**Provided records:**
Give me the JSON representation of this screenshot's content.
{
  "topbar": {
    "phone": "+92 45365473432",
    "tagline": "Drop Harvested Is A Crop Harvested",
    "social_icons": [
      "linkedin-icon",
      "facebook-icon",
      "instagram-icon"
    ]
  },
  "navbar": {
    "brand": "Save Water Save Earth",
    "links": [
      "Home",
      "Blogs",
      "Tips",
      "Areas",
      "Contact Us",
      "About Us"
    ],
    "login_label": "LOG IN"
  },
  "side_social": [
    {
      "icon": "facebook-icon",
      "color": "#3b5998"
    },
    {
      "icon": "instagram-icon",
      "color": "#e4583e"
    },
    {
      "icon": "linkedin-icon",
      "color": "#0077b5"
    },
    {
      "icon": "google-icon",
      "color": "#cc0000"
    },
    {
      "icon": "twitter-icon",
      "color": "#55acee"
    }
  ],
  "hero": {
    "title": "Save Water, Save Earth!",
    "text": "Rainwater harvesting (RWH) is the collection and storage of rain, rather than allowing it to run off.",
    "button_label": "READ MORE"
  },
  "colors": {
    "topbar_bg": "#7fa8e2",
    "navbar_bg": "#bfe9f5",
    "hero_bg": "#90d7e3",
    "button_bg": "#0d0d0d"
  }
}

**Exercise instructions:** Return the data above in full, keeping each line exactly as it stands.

**Solved problem:**
Give me the JSON representation of this screenshot's content.
{
  "topbar": {
    "phone": "+92 45365473432",
    "tagline": "Drop Harvested Is A Crop Harvested",
    "social_icons": [
      "linkedin-icon",
      "facebook-icon",
      "instagram-icon"
    ]
  },
  "navbar": {
    "brand": "Save Water Save Earth",
    "links": [
      "Home",
      "Blogs",
      "Tips",
      "Areas",
      "Contact Us",
      "About Us"
    ],
    "login_label": "LOG IN"
  },
  "side_social": [
    {
      "icon": "facebook-icon",
      "color": "#3b5998"
    },
    {
      "icon": "instagram-icon",
      "color": "#e4583e"
    },
    {
      "icon": "linkedin-icon",
      "color": "#0077b5"
    },
    {
      "icon": "google-icon",
      "color": "#cc0000"
    },
    {
      "icon": "twitter-icon",
      "color": "#55acee"
    }
  ],
  "hero": {
    "title": "Save Water, Save Earth!",
    "text": "Rainwater harvesting (RWH) is the collection and storage of rain, rather than allowing it to run off.",
    "button_label": "READ MORE"
  },
  "colors": {
    "topbar_bg": "#7fa8e2",
    "navbar_bg": "#bfe9f5",
    "hero_bg": "#90d7e3",
    "button_bg": "#0d0d0d"
  }
}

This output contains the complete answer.